As you print the data below, keep every line exactly as it is and leave the images behind.
[Opening DATA IN THIS EXERCISE section]
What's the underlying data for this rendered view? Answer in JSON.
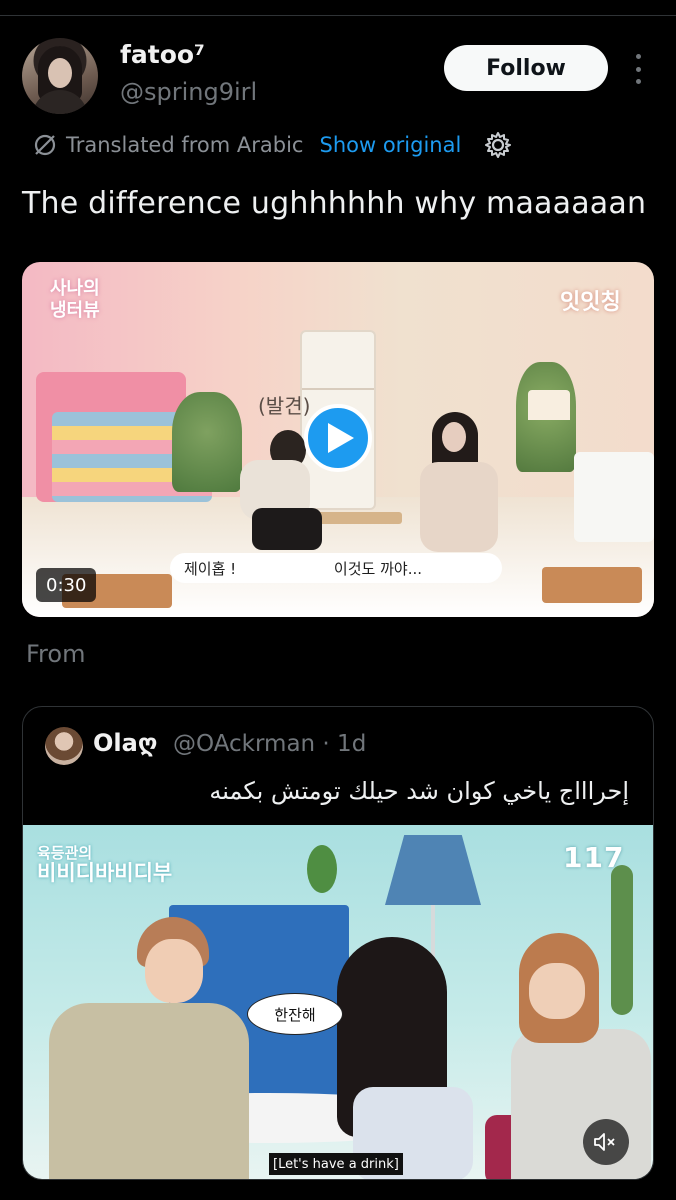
{
  "tweet": {
    "display_name": "fatoo⁷",
    "handle": "@spring9irl",
    "follow_label": "Follow",
    "translated_label": "Translated from Arabic",
    "show_original_label": "Show original",
    "text": "The difference ughhhhhh why maaaaaan",
    "from_label": "From"
  },
  "video1": {
    "logo_left": "사나의\n냉터뷰",
    "logo_right": "잇잇칭",
    "bubble_text": "(발견)",
    "caption_left": "제이홉 !",
    "caption_right": "이것도 까야...",
    "duration": "0:30"
  },
  "quote": {
    "name": "Olaღ",
    "handle_time": "@OAckrman · 1d",
    "text": "إحراااج ياخي كوان شد حيلك تومتش بكمنه"
  },
  "video2": {
    "logo_left_top": "육등관의",
    "logo_left_bottom": "비비디바비디부",
    "logo_right": "117",
    "speech_bubble": "한잔해",
    "subtitle": "[Let's have a drink]"
  },
  "colors": {
    "background": "#000000",
    "accent": "#1d9bf0",
    "secondary_text": "#71767b",
    "primary_text": "#e7e9ea"
  }
}
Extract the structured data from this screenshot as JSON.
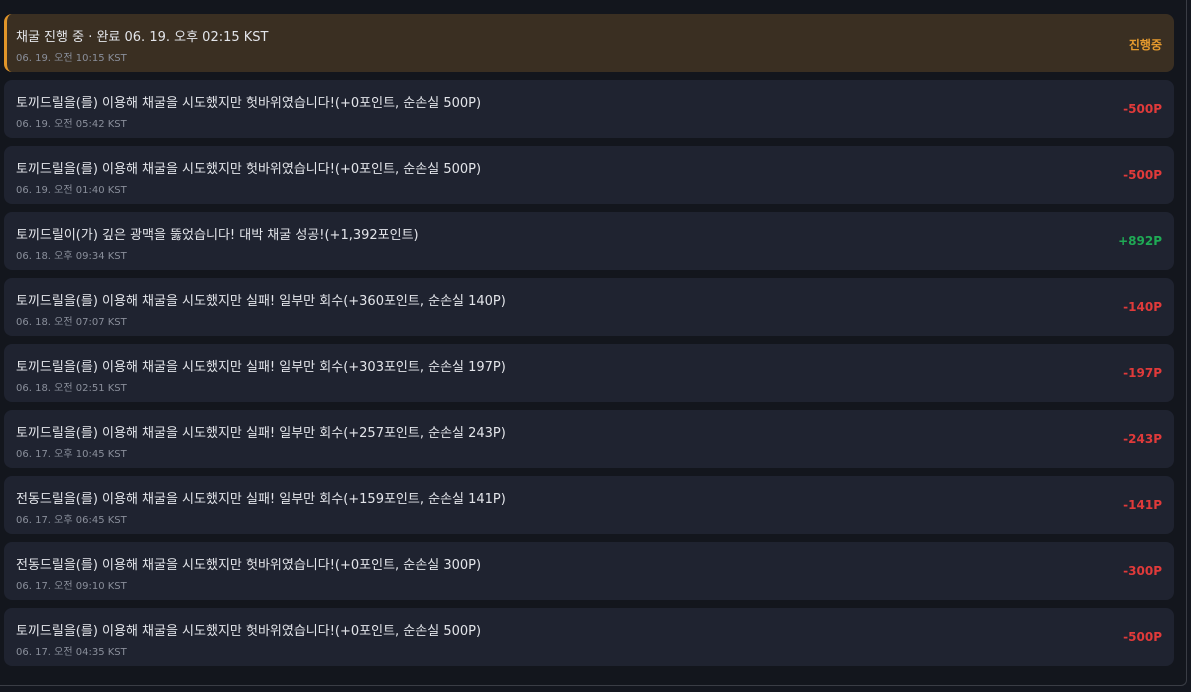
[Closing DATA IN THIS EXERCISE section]
- _WORKED SOLUTION_:
What's the underlying data for this rendered view? Answer in JSON.
{
  "tweet": {
    "display_name": "fatoo⁷",
    "handle": "@spring9irl",
    "follow_label": "Follow",
    "translated_label": "Translated from Arabic",
    "show_original_label": "Show original",
    "text": "The difference ughhhhhh why maaaaaan",
    "from_label": "From"
  },
  "video1": {
    "logo_left": "사나의\n냉터뷰",
    "logo_right": "잇잇칭",
    "bubble_text": "(발견)",
    "caption_left": "제이홉 !",
    "caption_right": "이것도 까야...",
    "duration": "0:30"
  },
  "quote": {
    "name": "Olaღ",
    "handle_time": "@OAckrman · 1d",
    "text": "إحراااج ياخي كوان شد حيلك تومتش بكمنه"
  },
  "video2": {
    "logo_left_top": "육등관의",
    "logo_left_bottom": "비비디바비디부",
    "logo_right": "117",
    "speech_bubble": "한잔해",
    "subtitle": "[Let's have a drink]"
  },
  "colors": {
    "background": "#000000",
    "accent": "#1d9bf0",
    "secondary_text": "#71767b",
    "primary_text": "#e7e9ea"
  }
}
Extract the structured data from this screenshot as JSON.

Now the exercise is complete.